PROBLEM STATEMENT: The entries below need to be written out exactly, with no pictures included.

Data excerpts:
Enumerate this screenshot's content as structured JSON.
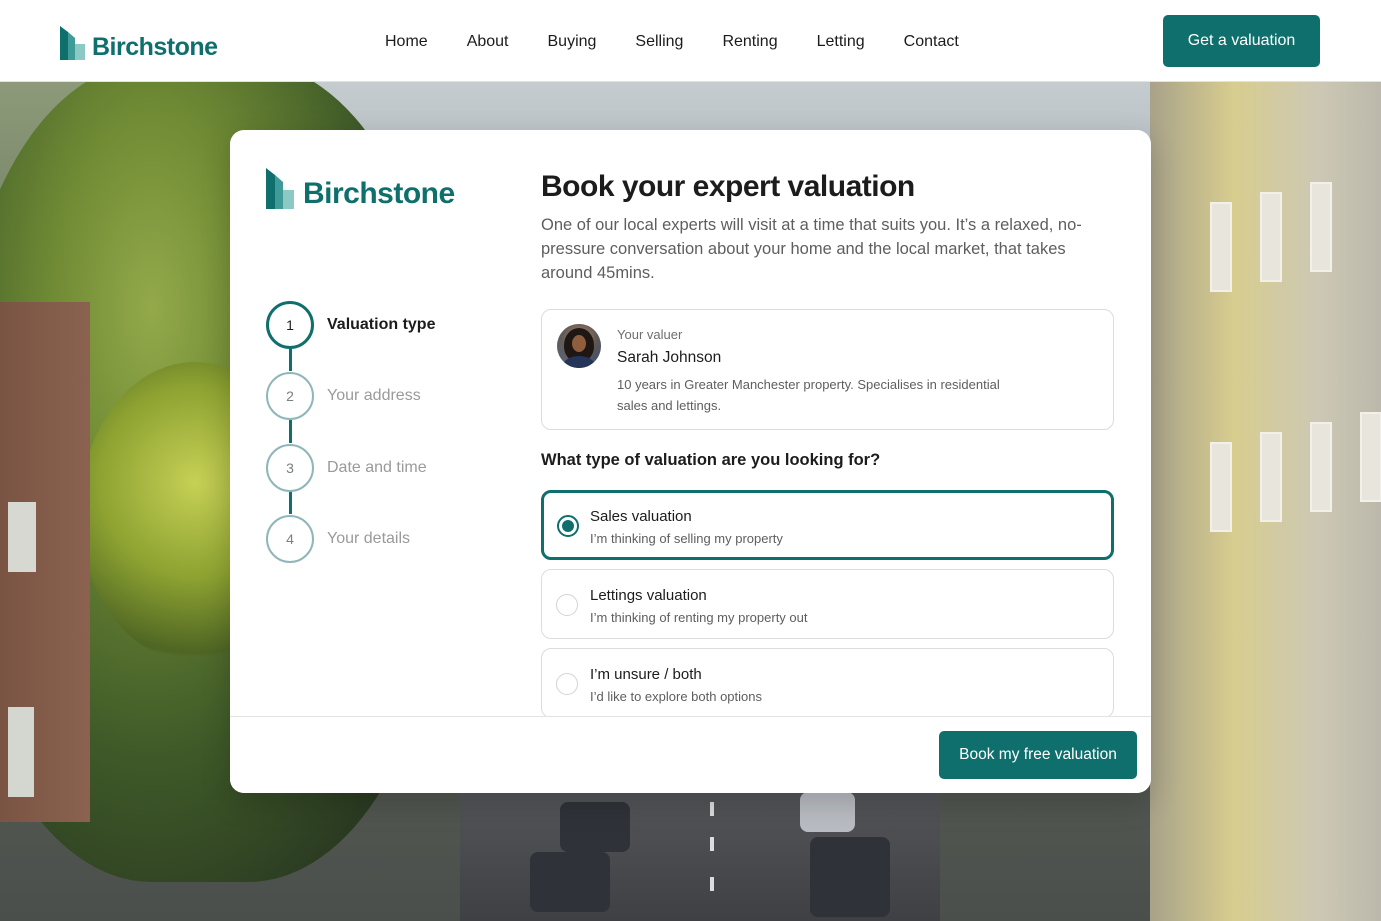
{
  "brand": {
    "name": "Birchstone",
    "color": "#0e6f6c"
  },
  "nav": {
    "items": [
      "Home",
      "About",
      "Buying",
      "Selling",
      "Renting",
      "Letting",
      "Contact"
    ]
  },
  "header_cta": "Get a valuation",
  "modal": {
    "title": "Book your expert valuation",
    "intro": "One of our local experts will visit at a time that suits you. It’s a relaxed, no-pressure conversation about your home and the local market, that takes around 45mins.",
    "steps": [
      {
        "number": "1",
        "label": "Valuation type",
        "state": "active"
      },
      {
        "number": "2",
        "label": "Your address",
        "state": "upcoming"
      },
      {
        "number": "3",
        "label": "Date and time",
        "state": "upcoming"
      },
      {
        "number": "4",
        "label": "Your details",
        "state": "upcoming"
      }
    ],
    "valuer": {
      "kicker": "Your valuer",
      "name": "Sarah Johnson",
      "bio": "10 years in Greater Manchester property. Specialises in residential sales and lettings."
    },
    "question": "What type of valuation are you looking for?",
    "options": [
      {
        "title": "Sales valuation",
        "subtitle": "I’m thinking of selling my property",
        "selected": true
      },
      {
        "title": "Lettings valuation",
        "subtitle": "I’m thinking of renting my property out",
        "selected": false
      },
      {
        "title": "I’m unsure / both",
        "subtitle": "I’d like to explore both options",
        "selected": false
      }
    ],
    "submit_label": "Book my free valuation"
  }
}
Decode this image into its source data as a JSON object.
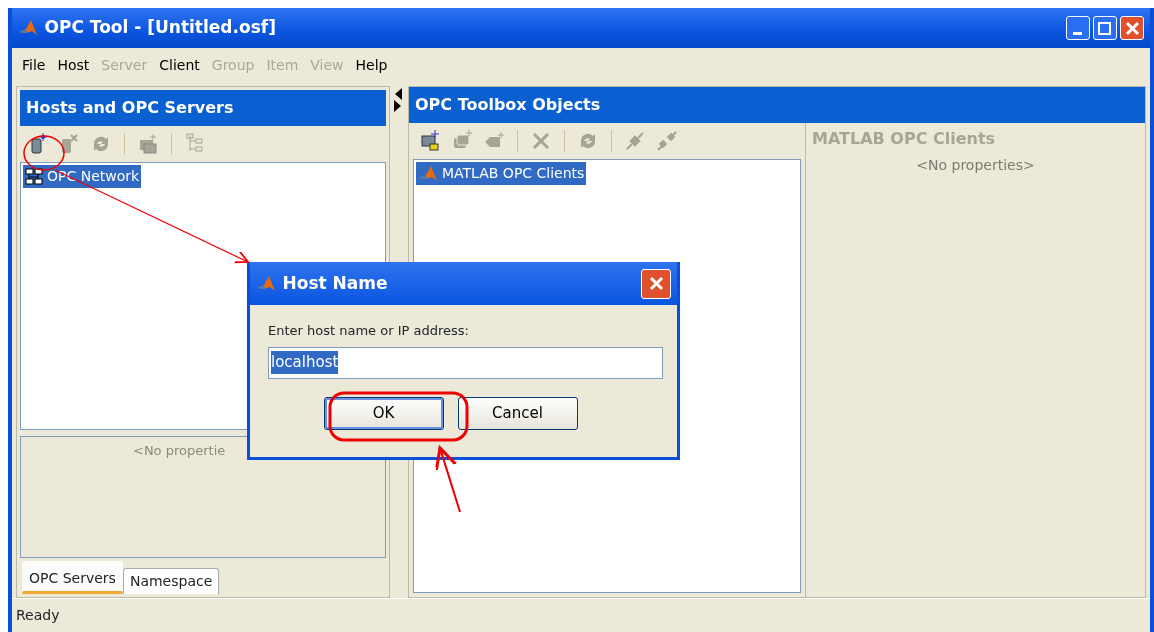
{
  "window": {
    "title": "OPC Tool - [Untitled.osf]"
  },
  "menu": [
    {
      "label": "File",
      "disabled": false
    },
    {
      "label": "Host",
      "disabled": false
    },
    {
      "label": "Server",
      "disabled": true
    },
    {
      "label": "Client",
      "disabled": false
    },
    {
      "label": "Group",
      "disabled": true
    },
    {
      "label": "Item",
      "disabled": true
    },
    {
      "label": "View",
      "disabled": true
    },
    {
      "label": "Help",
      "disabled": false
    }
  ],
  "hosts_panel": {
    "title": "Hosts and OPC Servers",
    "toolbar": [
      {
        "kind": "new-host",
        "disabled": false
      },
      {
        "kind": "delete-host",
        "disabled": true
      },
      {
        "kind": "refresh",
        "disabled": true
      },
      {
        "kind": "separator"
      },
      {
        "kind": "add-server",
        "disabled": true
      },
      {
        "kind": "separator"
      },
      {
        "kind": "tree",
        "disabled": true
      }
    ],
    "tree": [
      {
        "label": "OPC Network",
        "selected": true
      }
    ],
    "properties": "<No propertie",
    "tabs": [
      {
        "label": "OPC Servers",
        "selected": true
      },
      {
        "label": "Namespace",
        "selected": false
      }
    ]
  },
  "objects_panel": {
    "title": "OPC Toolbox Objects",
    "toolbar": [
      {
        "kind": "new-client",
        "disabled": false
      },
      {
        "kind": "add-group",
        "disabled": true
      },
      {
        "kind": "add-item",
        "disabled": true
      },
      {
        "kind": "separator"
      },
      {
        "kind": "delete",
        "disabled": true
      },
      {
        "kind": "separator"
      },
      {
        "kind": "refresh",
        "disabled": true
      },
      {
        "kind": "separator"
      },
      {
        "kind": "connect",
        "disabled": true
      },
      {
        "kind": "disconnect",
        "disabled": true
      }
    ],
    "tree": [
      {
        "label": "MATLAB OPC Clients",
        "selected": true
      }
    ],
    "properties": {
      "title": "MATLAB OPC Clients",
      "text": "<No properties>"
    }
  },
  "status_bar": "Ready",
  "dialog": {
    "title": "Host Name",
    "prompt": "Enter host name or IP address:",
    "value": "localhost",
    "text_selected": true,
    "buttons": [
      {
        "label": "OK",
        "default": true
      },
      {
        "label": "Cancel",
        "default": false
      }
    ]
  }
}
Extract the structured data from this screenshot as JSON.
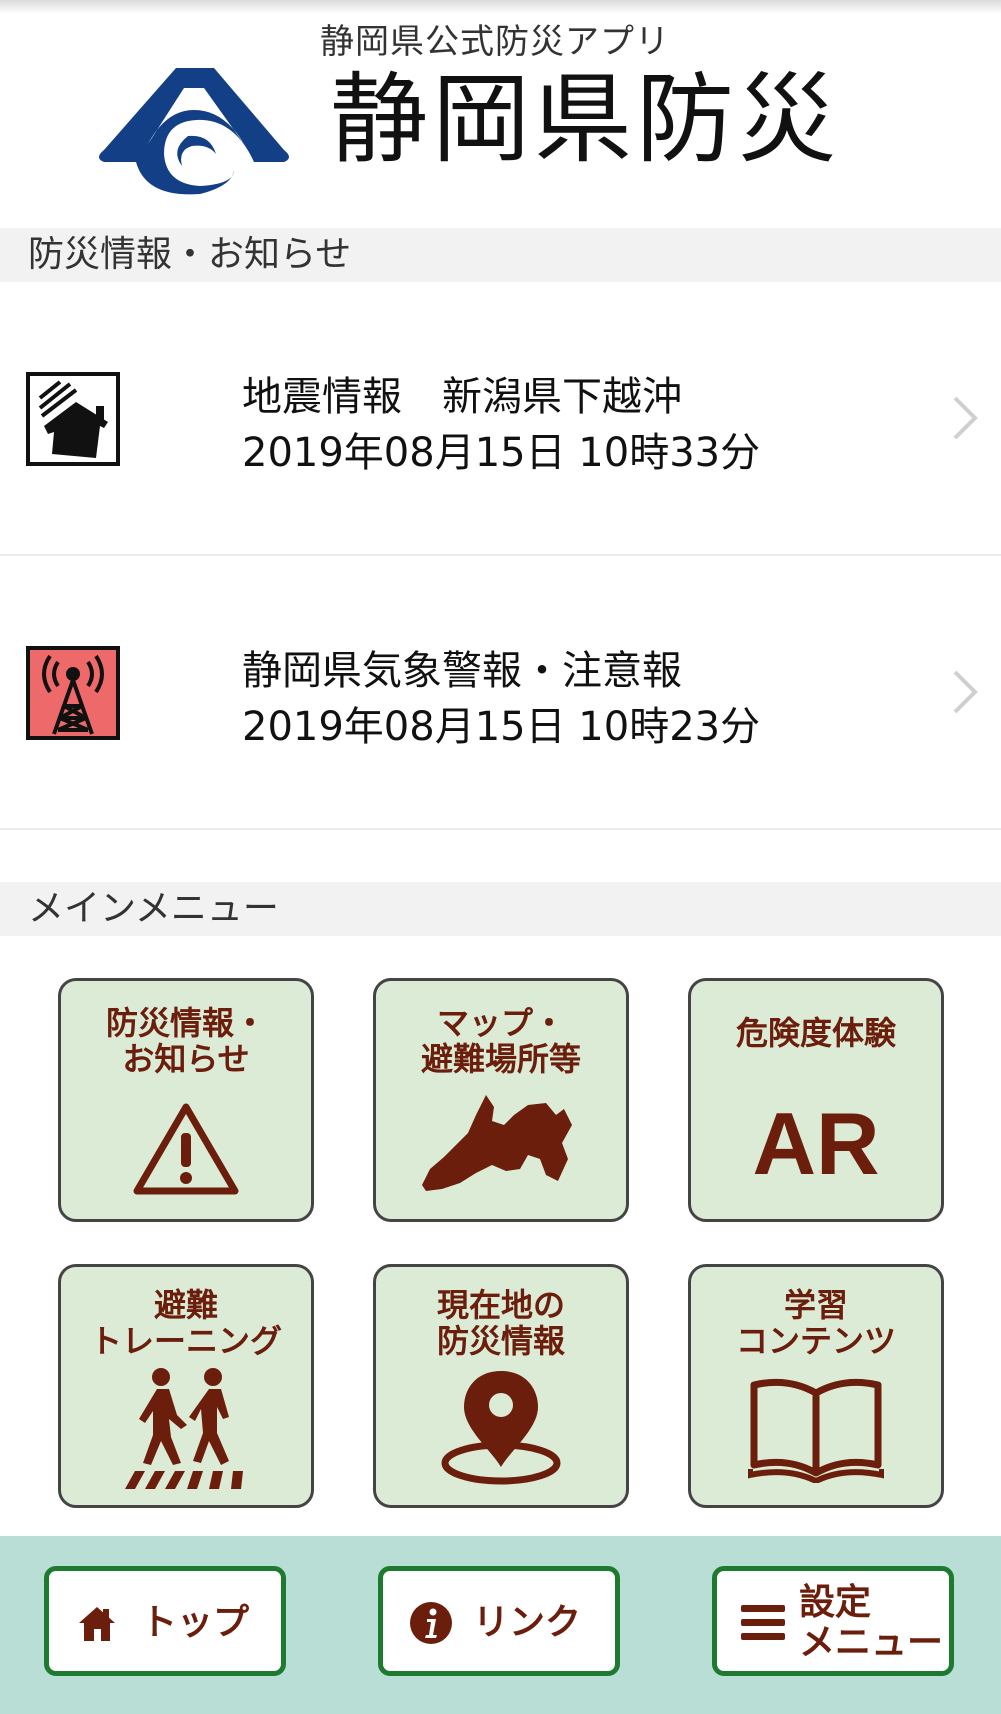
{
  "header": {
    "subtitle": "静岡県公式防災アプリ",
    "logo_text": "静岡県防災"
  },
  "sections": {
    "news_title": "防災情報・お知らせ",
    "menu_title": "メインメニュー"
  },
  "news": [
    {
      "title": "地震情報　新潟県下越沖",
      "date": "2019年08月15日 10時33分",
      "icon": "earthquake-house-icon"
    },
    {
      "title": "静岡県気象警報・注意報",
      "date": "2019年08月15日 10時23分",
      "icon": "warning-tower-icon"
    }
  ],
  "menu": [
    {
      "label": "防災情報・\nお知らせ",
      "icon": "warning-triangle-icon"
    },
    {
      "label": "マップ・\n避難場所等",
      "icon": "shizuoka-map-icon"
    },
    {
      "label": "危険度体験",
      "ar": "AR",
      "icon": "ar-icon"
    },
    {
      "label": "避難\nトレーニング",
      "icon": "walking-people-icon"
    },
    {
      "label": "現在地の\n防災情報",
      "icon": "location-pin-icon"
    },
    {
      "label": "学習\nコンテンツ",
      "icon": "open-book-icon"
    }
  ],
  "bottom_nav": {
    "top": "トップ",
    "link": "リンク",
    "settings": "設定\nメニュー"
  },
  "colors": {
    "tile_bg": "#dcebd6",
    "accent_brown": "#6b1e0c",
    "nav_bg": "#b9ded6",
    "nav_border": "#1d7a2f",
    "logo_blue": "#123f86",
    "alert_red": "#ee6a6a"
  }
}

SOLUTION TO THIS TASK:
Enumerate this screenshot's content as structured JSON.
{
  "brand": {
    "name": "Birchstone",
    "color": "#0e6f6c"
  },
  "nav": {
    "items": [
      "Home",
      "About",
      "Buying",
      "Selling",
      "Renting",
      "Letting",
      "Contact"
    ]
  },
  "header_cta": "Get a valuation",
  "modal": {
    "title": "Book your expert valuation",
    "intro": "One of our local experts will visit at a time that suits you. It’s a relaxed, no-pressure conversation about your home and the local market, that takes around 45mins.",
    "steps": [
      {
        "number": "1",
        "label": "Valuation type",
        "state": "active"
      },
      {
        "number": "2",
        "label": "Your address",
        "state": "upcoming"
      },
      {
        "number": "3",
        "label": "Date and time",
        "state": "upcoming"
      },
      {
        "number": "4",
        "label": "Your details",
        "state": "upcoming"
      }
    ],
    "valuer": {
      "kicker": "Your valuer",
      "name": "Sarah Johnson",
      "bio": "10 years in Greater Manchester property. Specialises in residential sales and lettings."
    },
    "question": "What type of valuation are you looking for?",
    "options": [
      {
        "title": "Sales valuation",
        "subtitle": "I’m thinking of selling my property",
        "selected": true
      },
      {
        "title": "Lettings valuation",
        "subtitle": "I’m thinking of renting my property out",
        "selected": false
      },
      {
        "title": "I’m unsure / both",
        "subtitle": "I’d like to explore both options",
        "selected": false
      }
    ],
    "submit_label": "Book my free valuation"
  }
}
Decode this image into its source data as a JSON object.
{
  "window": {
    "title": "OPC Tool - [Untitled.osf]"
  },
  "menu": [
    {
      "label": "File",
      "disabled": false
    },
    {
      "label": "Host",
      "disabled": false
    },
    {
      "label": "Server",
      "disabled": true
    },
    {
      "label": "Client",
      "disabled": false
    },
    {
      "label": "Group",
      "disabled": true
    },
    {
      "label": "Item",
      "disabled": true
    },
    {
      "label": "View",
      "disabled": true
    },
    {
      "label": "Help",
      "disabled": false
    }
  ],
  "hosts_panel": {
    "title": "Hosts and OPC Servers",
    "toolbar": [
      {
        "kind": "new-host",
        "disabled": false
      },
      {
        "kind": "delete-host",
        "disabled": true
      },
      {
        "kind": "refresh",
        "disabled": true
      },
      {
        "kind": "separator"
      },
      {
        "kind": "add-server",
        "disabled": true
      },
      {
        "kind": "separator"
      },
      {
        "kind": "tree",
        "disabled": true
      }
    ],
    "tree": [
      {
        "label": "OPC Network",
        "selected": true
      }
    ],
    "properties": "<No propertie",
    "tabs": [
      {
        "label": "OPC Servers",
        "selected": true
      },
      {
        "label": "Namespace",
        "selected": false
      }
    ]
  },
  "objects_panel": {
    "title": "OPC Toolbox Objects",
    "toolbar": [
      {
        "kind": "new-client",
        "disabled": false
      },
      {
        "kind": "add-group",
        "disabled": true
      },
      {
        "kind": "add-item",
        "disabled": true
      },
      {
        "kind": "separator"
      },
      {
        "kind": "delete",
        "disabled": true
      },
      {
        "kind": "separator"
      },
      {
        "kind": "refresh",
        "disabled": true
      },
      {
        "kind": "separator"
      },
      {
        "kind": "connect",
        "disabled": true
      },
      {
        "kind": "disconnect",
        "disabled": true
      }
    ],
    "tree": [
      {
        "label": "MATLAB OPC Clients",
        "selected": true
      }
    ],
    "properties": {
      "title": "MATLAB OPC Clients",
      "text": "<No properties>"
    }
  },
  "status_bar": "Ready",
  "dialog": {
    "title": "Host Name",
    "prompt": "Enter host name or IP address:",
    "value": "localhost",
    "text_selected": true,
    "buttons": [
      {
        "label": "OK",
        "default": true
      },
      {
        "label": "Cancel",
        "default": false
      }
    ]
  }
}
Extract the structured data from this screenshot as JSON.
{
  "header": {
    "subtitle": "静岡県公式防災アプリ",
    "logo_text": "静岡県防災"
  },
  "sections": {
    "news_title": "防災情報・お知らせ",
    "menu_title": "メインメニュー"
  },
  "news": [
    {
      "title": "地震情報　新潟県下越沖",
      "date": "2019年08月15日 10時33分",
      "icon": "earthquake-house-icon"
    },
    {
      "title": "静岡県気象警報・注意報",
      "date": "2019年08月15日 10時23分",
      "icon": "warning-tower-icon"
    }
  ],
  "menu": [
    {
      "label": "防災情報・\nお知らせ",
      "icon": "warning-triangle-icon"
    },
    {
      "label": "マップ・\n避難場所等",
      "icon": "shizuoka-map-icon"
    },
    {
      "label": "危険度体験",
      "ar": "AR",
      "icon": "ar-icon"
    },
    {
      "label": "避難\nトレーニング",
      "icon": "walking-people-icon"
    },
    {
      "label": "現在地の\n防災情報",
      "icon": "location-pin-icon"
    },
    {
      "label": "学習\nコンテンツ",
      "icon": "open-book-icon"
    }
  ],
  "bottom_nav": {
    "top": "トップ",
    "link": "リンク",
    "settings": "設定\nメニュー"
  },
  "colors": {
    "tile_bg": "#dcebd6",
    "accent_brown": "#6b1e0c",
    "nav_bg": "#b9ded6",
    "nav_border": "#1d7a2f",
    "logo_blue": "#123f86",
    "alert_red": "#ee6a6a"
  }
}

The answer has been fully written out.